The Fermentum prototype is complete. The CO2 and pH sensor values are now sent out to two small speakers. The speakers will probably each need a speaker housing, which I'll print before demoing the prototype this Wednesday for the HCDE 498/598 course and community. I have tried, vainly, to get the data via the serial port to another program like Processing or Max/MSP. Unfortunately, I'm not yet able to parse the two separate values. This is okay for the short term, but I will definitely try to do this, as the sound possibilities are so much greater in one of these programs than what I can do on the Arduino board. Still, I actually like the use of the speaker and I'm considering sticking with them for the long run for a couple of reasons.

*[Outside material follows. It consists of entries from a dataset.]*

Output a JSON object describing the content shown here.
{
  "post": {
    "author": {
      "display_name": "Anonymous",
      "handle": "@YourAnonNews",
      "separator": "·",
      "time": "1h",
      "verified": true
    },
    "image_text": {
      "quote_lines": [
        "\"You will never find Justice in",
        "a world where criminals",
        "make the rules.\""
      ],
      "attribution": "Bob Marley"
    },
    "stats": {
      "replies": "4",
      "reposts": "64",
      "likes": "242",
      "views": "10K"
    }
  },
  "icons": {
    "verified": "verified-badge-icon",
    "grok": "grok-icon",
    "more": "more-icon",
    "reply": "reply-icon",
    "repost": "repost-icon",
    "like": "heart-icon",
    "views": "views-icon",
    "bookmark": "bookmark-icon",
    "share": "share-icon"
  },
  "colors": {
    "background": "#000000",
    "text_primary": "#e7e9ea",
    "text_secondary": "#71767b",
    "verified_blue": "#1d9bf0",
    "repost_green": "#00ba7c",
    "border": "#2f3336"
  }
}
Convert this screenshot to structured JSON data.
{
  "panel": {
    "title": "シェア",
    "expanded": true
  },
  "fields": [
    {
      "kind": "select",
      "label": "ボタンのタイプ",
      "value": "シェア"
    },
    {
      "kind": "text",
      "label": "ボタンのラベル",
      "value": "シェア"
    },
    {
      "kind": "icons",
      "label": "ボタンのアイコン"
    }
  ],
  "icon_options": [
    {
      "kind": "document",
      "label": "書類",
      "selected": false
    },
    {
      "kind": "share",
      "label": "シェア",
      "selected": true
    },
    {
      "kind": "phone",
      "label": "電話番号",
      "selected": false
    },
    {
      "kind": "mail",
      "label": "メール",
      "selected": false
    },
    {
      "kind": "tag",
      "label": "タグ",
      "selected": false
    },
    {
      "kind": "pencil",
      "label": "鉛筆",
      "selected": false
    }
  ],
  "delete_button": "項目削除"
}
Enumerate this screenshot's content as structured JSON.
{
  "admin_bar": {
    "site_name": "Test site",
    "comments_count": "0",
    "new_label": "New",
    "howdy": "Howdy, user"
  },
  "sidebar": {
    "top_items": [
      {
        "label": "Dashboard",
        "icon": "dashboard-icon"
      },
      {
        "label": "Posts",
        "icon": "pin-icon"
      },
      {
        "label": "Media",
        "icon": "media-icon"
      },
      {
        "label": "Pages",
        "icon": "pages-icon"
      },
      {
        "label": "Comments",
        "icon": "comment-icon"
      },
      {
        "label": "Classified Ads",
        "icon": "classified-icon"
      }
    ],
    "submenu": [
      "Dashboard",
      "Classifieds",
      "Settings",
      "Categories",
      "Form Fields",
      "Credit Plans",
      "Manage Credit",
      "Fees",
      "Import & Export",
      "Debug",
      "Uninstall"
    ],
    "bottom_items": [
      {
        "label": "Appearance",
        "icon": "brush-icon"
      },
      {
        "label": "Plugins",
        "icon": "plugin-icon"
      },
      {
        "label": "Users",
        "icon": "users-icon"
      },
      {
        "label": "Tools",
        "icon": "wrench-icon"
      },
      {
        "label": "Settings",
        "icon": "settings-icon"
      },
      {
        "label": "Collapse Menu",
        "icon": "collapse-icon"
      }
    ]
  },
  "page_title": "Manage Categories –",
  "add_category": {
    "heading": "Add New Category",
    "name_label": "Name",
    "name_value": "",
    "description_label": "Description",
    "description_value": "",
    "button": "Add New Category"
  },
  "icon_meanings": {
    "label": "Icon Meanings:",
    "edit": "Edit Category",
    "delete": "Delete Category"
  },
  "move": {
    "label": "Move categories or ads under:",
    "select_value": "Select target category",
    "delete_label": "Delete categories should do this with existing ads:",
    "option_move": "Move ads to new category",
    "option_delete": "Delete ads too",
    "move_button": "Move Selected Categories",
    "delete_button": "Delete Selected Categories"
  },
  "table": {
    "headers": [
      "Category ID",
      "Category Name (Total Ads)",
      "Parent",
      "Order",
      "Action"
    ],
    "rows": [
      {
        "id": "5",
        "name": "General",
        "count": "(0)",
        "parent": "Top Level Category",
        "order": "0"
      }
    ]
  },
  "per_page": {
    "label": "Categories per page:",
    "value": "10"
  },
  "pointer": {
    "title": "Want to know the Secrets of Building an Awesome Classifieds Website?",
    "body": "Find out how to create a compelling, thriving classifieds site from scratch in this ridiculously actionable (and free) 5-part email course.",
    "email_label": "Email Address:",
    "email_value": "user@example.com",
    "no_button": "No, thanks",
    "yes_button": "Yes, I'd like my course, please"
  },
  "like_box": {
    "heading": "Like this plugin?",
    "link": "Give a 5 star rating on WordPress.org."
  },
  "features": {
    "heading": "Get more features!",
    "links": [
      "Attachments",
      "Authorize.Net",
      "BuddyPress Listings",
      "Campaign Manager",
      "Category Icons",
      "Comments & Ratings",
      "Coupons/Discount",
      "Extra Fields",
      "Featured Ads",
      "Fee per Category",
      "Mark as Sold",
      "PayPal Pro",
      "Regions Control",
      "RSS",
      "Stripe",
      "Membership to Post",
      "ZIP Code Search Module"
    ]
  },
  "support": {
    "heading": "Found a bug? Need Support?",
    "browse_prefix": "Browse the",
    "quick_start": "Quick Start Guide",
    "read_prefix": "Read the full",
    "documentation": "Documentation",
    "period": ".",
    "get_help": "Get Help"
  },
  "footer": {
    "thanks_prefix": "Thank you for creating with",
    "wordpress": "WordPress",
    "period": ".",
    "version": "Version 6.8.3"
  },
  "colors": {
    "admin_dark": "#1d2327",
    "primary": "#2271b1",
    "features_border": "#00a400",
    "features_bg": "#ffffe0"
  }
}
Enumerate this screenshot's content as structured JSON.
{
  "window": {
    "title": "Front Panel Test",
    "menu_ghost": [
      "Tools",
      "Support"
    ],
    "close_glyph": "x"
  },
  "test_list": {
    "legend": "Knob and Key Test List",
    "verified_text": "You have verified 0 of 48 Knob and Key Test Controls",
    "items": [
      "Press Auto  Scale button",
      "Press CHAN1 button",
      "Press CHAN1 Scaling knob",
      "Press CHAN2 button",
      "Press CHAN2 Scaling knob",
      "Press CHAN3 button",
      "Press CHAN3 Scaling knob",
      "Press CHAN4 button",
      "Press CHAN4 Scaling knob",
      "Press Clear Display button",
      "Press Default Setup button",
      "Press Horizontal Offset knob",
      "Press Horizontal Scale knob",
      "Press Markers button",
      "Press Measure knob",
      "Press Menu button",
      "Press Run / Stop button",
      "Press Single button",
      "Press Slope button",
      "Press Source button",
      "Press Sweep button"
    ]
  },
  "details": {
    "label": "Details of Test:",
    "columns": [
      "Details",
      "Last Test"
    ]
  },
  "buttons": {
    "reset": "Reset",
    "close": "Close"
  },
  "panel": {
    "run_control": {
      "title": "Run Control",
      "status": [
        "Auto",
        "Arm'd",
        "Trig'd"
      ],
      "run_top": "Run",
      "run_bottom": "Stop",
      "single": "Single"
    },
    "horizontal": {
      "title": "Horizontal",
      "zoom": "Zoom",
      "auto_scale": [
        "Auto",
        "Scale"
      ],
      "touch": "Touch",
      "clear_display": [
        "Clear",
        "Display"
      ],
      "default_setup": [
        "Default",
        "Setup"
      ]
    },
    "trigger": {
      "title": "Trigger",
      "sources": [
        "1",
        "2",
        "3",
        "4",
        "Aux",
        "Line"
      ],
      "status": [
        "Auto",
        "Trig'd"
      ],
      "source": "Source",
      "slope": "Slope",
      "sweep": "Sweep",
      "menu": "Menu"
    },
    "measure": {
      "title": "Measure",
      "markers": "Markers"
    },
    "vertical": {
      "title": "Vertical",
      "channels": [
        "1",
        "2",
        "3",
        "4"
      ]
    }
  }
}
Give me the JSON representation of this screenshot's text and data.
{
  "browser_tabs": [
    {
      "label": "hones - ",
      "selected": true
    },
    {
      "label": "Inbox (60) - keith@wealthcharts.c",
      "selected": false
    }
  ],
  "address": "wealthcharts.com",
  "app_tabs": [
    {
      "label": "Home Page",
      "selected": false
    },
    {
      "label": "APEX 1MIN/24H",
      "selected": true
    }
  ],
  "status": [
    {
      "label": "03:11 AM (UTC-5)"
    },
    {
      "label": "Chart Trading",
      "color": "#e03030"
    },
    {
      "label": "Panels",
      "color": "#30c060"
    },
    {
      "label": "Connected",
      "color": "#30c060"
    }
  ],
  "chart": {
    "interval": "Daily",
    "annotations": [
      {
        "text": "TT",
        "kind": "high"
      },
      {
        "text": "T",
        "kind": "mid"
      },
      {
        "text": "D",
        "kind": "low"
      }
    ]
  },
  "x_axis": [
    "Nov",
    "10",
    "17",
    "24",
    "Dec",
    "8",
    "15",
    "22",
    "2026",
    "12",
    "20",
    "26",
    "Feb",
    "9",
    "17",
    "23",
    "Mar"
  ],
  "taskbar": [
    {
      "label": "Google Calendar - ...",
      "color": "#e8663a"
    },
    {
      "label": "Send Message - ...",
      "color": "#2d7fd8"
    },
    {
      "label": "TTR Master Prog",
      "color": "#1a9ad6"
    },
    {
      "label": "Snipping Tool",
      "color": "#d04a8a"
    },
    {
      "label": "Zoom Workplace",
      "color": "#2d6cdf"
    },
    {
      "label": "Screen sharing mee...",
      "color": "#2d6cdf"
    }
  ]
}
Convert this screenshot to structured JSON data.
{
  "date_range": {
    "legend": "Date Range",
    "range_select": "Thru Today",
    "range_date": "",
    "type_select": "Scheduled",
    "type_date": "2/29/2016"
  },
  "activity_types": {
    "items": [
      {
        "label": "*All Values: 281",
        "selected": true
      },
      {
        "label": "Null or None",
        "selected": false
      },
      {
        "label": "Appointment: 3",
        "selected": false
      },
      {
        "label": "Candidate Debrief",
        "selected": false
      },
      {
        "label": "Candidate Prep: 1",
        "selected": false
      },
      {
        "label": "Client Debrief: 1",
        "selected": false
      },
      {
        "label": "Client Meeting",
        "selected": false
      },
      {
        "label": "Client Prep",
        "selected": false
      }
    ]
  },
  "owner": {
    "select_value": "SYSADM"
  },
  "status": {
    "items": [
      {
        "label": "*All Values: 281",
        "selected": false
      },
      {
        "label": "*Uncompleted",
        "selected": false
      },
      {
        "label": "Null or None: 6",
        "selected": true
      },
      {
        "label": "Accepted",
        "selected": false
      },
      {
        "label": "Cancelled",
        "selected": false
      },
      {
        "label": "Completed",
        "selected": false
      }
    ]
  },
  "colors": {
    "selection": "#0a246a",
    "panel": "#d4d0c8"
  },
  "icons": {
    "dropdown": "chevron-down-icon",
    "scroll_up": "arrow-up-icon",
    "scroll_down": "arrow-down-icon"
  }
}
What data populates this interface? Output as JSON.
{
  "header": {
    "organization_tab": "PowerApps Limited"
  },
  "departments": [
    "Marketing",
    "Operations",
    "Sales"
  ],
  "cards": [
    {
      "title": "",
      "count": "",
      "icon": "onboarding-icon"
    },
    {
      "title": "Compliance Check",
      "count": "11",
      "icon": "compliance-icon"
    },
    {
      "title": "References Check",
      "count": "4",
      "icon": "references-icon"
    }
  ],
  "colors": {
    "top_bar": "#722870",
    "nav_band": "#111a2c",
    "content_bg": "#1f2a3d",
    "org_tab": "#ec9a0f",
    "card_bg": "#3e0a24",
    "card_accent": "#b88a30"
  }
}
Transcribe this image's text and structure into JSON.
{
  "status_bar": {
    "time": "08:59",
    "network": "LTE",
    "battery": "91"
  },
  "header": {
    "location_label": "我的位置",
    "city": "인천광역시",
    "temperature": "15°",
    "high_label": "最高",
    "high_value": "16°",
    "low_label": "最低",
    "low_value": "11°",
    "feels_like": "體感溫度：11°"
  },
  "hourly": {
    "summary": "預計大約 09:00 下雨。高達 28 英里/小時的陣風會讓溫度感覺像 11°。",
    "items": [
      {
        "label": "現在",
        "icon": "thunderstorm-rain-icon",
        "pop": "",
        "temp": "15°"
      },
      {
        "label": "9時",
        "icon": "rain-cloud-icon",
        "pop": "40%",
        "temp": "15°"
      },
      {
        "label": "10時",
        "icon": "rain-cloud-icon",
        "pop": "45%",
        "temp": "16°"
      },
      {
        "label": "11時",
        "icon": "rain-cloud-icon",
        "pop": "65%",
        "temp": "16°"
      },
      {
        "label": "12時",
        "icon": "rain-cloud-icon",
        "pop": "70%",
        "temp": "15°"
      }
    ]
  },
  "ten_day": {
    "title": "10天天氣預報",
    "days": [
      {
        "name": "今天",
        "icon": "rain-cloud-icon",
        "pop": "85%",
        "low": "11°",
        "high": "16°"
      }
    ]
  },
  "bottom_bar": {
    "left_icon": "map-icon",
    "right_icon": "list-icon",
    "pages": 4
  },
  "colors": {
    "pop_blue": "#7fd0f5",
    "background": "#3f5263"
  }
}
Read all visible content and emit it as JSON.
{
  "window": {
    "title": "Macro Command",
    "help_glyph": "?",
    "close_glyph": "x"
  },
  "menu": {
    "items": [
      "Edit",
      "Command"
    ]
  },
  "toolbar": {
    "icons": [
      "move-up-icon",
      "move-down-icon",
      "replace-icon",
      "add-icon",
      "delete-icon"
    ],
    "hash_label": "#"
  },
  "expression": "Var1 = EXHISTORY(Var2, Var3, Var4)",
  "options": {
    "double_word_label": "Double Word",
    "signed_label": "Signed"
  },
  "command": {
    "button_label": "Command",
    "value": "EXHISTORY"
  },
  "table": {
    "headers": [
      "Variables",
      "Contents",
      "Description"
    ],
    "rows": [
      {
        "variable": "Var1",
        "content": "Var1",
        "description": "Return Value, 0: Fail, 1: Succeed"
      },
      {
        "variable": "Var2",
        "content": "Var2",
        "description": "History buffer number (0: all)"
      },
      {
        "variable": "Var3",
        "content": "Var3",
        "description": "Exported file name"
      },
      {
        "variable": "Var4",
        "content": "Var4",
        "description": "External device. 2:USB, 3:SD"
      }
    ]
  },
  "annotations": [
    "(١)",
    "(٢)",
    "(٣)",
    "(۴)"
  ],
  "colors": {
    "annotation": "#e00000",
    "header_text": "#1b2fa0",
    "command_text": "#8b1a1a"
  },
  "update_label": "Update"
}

For starters, they make for a kind of charming sound and really carry with them a DIY aesthetic. This is not just an Arduino or "making" aesthetic, but the whole aesthetic of fermentation and making of food that ties in with sauerkraut. As I mentioned last week, I really do think that there is something important in integration between speakers and system. In a Simondonian sense, the whole system becomes more concrete than if one needs to connect a computer to draw sound out. It also allows to have multiple Fermentum sculptures installed in one space and to hear the difference in the processes by which fermentation happens. So, one could listen to the differences between kimchi and sauerkraut fermentation real time in an art installation. This is the pro to integrating speakers into the system. The con is that the sound possibilities in Max/MSP, Processing or OpenFrameworks are much greater.
Now to make some sauerkraut for the demo!